“Please walk and act calmly around cattle; sudden movements can scare them. Keep your dogs under control, do not allow them to chase or harass the cows in their temporary home,” advises posters in the park.


Park Life

P1033643©Diane Dalli

In the sixth of a series of articles featuring the images of local photographers who document the wildlife of Wanstead Park and the surrounding area, Diane Dalli presents her macro shot of a Batman Hoverfly

Wanstead Flats and Wanstead Park are havens for all forms of wildlife and are ideal places to find subjects to photograph. There is an ever-changing bird population as many species stop off here during migration as well as the resident population of birds of all sizes, including Skylarks, Dunnocks and Kestrels, in addition to the many types of finches and warblers, and many species of waterbirds on the ponds and lakes – too many to list!

During the summer months, the many areas of long grass are alive with butterflies, moths, spiders, grasshoppers and all sorts of other bugs. They are challenging to photograph due to their size and speed. It can take a while to focus on them and often before I can press the shutter they hop, jump or fly off!

It is fascinating to see the amount of detail that is revealed when you look at an image which is larger than life-size, much more than can be seen with a fleeting glance of the naked eye.

I use the long end of a telescopic lens for the larger subjects, such as butterflies, and a macro lens for the tiny creatures, such as ants, crickets and beetles. They are very easy to spook, especially if your shadow falls across them, so better to try to keep a distance. They can be elusive, so it is sometimes worthwhile lifting a leaf or looking closely at the area near a spider’s web to discover tiny creatures hiding away. Sitting still for a while in a patch of grass can also be rewarding as you can spot little insects moving around as they get used to your presence.

Hoverflies are one of my favourite subjects as their habit of hovering in the same spot for a while gives me a chance to focus and snap them. This Batman Hoverfly, so-called because of the shape of the marking on its back, feeds on pollen and nectar from many different plants and is common in the area. There are over 280 species of hoverfly in the UK, about 30 of which can be found in Wanstead Park. As well as their long Latin names, they are often given common names such as Marmalade, Banded, Pied and Long Hoverfly, according to their characteristics.

Insects both flying and crawling can be found all over the Park but the area near the stables known as the Old Sewage Works (so-called because it was a parcel of land that used to belong to a water company) is particularly rich in butterflies, spiders and grasshoppers in the summer months. Even grass snakes have been seen there, although they tend to slither away as soon as they feel the vibration of approaching footsteps!
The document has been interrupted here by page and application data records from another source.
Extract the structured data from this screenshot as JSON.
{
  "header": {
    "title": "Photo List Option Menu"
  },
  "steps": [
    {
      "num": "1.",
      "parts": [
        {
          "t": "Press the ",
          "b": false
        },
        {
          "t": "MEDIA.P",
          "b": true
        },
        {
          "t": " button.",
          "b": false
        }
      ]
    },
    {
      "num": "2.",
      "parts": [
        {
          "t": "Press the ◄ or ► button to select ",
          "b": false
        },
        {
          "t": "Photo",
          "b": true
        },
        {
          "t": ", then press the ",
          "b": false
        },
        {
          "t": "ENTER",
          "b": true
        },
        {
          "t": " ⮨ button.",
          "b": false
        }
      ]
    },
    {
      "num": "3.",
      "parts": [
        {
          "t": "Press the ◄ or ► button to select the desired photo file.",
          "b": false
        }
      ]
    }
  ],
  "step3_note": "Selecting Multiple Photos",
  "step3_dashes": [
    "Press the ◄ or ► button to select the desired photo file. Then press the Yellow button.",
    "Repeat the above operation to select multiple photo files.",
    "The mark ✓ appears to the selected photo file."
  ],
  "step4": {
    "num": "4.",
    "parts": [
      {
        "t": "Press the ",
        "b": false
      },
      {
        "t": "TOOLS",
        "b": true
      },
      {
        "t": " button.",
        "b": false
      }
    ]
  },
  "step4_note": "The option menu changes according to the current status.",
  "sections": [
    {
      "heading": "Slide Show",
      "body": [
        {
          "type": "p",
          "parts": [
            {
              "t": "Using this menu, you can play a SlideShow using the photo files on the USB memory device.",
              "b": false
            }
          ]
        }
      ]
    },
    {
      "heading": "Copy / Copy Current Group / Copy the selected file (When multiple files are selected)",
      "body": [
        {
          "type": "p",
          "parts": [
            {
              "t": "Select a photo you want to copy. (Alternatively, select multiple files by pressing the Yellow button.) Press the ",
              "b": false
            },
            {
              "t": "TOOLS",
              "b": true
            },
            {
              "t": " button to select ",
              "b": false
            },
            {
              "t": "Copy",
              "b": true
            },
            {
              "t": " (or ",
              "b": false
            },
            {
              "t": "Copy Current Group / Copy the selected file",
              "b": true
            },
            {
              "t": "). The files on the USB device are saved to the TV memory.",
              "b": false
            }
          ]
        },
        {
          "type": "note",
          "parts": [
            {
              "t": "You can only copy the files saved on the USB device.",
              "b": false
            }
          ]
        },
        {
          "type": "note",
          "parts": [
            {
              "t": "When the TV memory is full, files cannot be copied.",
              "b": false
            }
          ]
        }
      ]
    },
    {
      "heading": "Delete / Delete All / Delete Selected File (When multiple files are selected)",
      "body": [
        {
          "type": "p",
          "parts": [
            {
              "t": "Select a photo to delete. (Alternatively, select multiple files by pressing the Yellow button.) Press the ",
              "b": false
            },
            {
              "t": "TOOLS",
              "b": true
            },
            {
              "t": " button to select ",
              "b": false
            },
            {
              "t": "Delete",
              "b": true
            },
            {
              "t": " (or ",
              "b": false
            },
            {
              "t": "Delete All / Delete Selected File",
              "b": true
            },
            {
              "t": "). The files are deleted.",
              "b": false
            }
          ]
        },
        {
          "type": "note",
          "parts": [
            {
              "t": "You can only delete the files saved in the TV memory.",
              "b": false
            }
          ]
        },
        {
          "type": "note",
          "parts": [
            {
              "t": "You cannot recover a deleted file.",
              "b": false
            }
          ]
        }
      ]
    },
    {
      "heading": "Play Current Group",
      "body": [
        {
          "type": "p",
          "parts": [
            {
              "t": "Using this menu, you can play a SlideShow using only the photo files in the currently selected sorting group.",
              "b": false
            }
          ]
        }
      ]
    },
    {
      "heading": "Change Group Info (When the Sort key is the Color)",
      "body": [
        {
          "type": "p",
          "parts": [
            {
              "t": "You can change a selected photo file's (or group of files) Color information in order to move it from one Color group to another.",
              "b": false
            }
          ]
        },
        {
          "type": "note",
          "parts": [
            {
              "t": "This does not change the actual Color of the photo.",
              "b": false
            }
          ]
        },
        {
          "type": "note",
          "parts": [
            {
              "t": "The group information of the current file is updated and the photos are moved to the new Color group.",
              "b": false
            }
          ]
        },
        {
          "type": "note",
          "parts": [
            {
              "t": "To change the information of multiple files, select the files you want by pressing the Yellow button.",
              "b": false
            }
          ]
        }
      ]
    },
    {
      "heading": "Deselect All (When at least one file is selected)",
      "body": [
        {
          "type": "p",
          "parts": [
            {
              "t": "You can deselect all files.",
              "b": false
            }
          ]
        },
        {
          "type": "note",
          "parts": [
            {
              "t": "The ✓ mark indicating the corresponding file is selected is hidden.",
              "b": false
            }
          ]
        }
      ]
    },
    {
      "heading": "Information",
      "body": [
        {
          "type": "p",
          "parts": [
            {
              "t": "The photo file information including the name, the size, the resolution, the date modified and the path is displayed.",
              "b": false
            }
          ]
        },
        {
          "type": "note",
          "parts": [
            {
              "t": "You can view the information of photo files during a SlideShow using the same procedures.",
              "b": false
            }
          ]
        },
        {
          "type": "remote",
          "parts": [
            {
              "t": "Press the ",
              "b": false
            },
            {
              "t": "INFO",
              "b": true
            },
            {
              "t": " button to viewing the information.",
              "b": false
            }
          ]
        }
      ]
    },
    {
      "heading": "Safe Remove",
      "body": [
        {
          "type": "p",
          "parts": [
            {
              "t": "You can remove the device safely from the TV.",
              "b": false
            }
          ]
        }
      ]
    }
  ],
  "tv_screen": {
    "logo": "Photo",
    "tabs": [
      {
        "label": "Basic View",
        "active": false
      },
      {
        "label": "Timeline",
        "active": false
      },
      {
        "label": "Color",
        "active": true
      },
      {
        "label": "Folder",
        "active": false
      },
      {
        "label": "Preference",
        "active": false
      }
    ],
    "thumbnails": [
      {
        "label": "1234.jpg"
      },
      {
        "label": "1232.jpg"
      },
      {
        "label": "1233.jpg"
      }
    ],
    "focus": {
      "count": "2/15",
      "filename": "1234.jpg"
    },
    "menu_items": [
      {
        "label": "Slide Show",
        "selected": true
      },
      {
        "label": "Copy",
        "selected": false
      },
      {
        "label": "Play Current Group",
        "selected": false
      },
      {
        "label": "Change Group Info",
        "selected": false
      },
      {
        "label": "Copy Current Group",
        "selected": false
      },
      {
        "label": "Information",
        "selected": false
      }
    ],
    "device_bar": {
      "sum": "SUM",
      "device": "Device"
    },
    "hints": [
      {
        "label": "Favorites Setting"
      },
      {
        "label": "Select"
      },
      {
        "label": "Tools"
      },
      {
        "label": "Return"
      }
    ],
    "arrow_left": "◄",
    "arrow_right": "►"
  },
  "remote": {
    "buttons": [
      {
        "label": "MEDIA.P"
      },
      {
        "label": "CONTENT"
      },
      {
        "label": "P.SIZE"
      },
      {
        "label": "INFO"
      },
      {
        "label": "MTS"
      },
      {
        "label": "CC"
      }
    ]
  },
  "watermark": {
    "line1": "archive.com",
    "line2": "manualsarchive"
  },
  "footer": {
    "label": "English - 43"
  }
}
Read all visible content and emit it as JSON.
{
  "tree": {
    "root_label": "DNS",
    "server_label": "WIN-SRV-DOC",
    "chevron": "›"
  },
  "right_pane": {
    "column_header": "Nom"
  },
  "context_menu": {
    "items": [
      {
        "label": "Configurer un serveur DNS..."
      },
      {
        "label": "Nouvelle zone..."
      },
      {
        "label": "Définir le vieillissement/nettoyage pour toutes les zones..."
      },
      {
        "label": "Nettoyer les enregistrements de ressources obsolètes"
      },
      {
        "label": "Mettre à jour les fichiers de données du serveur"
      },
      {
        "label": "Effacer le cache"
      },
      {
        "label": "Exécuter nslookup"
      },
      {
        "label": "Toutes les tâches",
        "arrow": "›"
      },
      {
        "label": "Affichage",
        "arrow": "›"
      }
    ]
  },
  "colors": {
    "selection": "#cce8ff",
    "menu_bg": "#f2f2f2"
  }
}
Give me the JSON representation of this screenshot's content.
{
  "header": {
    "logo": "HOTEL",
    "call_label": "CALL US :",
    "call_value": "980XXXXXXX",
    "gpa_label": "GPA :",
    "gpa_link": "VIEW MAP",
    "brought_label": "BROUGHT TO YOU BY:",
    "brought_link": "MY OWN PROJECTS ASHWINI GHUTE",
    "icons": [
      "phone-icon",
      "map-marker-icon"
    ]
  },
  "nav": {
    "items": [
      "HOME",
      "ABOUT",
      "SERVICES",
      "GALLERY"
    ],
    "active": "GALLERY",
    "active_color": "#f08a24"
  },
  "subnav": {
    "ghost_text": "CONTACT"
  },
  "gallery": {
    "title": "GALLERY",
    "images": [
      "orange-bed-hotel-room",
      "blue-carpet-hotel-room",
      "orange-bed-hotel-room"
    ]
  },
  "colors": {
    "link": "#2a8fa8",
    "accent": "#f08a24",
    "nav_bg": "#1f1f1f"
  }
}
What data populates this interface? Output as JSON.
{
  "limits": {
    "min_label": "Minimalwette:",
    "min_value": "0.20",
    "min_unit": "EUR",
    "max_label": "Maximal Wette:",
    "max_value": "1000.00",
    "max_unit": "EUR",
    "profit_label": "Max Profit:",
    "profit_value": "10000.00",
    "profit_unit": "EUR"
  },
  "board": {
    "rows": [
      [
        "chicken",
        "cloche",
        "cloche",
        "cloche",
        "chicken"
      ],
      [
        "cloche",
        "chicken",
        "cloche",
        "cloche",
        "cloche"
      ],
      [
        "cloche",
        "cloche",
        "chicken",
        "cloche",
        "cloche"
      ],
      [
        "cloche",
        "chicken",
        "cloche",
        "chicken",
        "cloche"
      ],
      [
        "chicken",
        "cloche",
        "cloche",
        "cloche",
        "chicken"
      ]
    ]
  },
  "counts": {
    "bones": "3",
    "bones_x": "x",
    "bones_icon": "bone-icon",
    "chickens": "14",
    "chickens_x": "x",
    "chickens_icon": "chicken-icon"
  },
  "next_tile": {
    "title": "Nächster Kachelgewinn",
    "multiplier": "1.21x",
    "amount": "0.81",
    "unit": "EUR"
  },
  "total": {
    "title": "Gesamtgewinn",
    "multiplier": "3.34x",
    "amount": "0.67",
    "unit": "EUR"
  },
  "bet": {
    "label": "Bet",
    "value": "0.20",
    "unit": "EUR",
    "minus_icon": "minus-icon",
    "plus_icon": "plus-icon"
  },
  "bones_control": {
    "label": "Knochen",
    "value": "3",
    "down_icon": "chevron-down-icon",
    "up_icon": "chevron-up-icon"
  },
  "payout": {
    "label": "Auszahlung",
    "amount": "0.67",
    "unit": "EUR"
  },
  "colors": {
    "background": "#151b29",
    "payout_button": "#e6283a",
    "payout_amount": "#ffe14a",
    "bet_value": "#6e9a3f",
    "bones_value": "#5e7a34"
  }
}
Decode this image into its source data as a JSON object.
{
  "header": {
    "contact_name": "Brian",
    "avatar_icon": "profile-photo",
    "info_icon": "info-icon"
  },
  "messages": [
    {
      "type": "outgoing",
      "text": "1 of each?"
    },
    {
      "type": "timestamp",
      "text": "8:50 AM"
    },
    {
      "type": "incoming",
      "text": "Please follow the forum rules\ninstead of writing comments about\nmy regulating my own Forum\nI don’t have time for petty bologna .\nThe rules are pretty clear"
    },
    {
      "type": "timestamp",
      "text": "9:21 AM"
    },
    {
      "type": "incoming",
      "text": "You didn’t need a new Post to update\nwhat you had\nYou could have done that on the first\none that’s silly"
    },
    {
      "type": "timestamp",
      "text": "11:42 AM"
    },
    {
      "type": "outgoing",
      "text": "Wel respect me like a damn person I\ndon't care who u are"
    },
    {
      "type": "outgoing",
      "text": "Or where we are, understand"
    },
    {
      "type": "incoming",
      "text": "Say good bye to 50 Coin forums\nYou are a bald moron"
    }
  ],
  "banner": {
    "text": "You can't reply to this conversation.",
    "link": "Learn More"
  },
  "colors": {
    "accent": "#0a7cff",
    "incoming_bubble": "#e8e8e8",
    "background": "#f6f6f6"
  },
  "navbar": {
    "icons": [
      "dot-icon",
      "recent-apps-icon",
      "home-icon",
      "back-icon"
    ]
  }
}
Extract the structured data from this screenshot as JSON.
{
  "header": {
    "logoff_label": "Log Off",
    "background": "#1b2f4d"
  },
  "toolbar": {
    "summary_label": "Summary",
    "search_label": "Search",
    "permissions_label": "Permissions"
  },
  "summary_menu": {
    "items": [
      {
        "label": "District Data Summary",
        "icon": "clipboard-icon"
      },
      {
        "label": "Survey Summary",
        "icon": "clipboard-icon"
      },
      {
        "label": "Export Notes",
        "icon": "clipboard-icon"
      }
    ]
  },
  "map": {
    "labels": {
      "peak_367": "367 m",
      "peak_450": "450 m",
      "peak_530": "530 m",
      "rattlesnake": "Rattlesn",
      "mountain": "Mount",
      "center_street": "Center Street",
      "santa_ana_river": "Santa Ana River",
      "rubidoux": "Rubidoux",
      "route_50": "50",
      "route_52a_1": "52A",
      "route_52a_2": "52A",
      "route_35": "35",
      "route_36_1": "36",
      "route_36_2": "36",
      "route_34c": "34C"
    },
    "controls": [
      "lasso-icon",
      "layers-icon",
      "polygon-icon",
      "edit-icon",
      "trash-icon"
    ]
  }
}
I really enjoy my visits to Wanstead Park and will continue to explore the area regularly as there is a huge variety of species which is constantly changing with the seasons, and there is always something new to photograph.

To view more of Diane’s wildlife photos, visit wnstd.com/dalli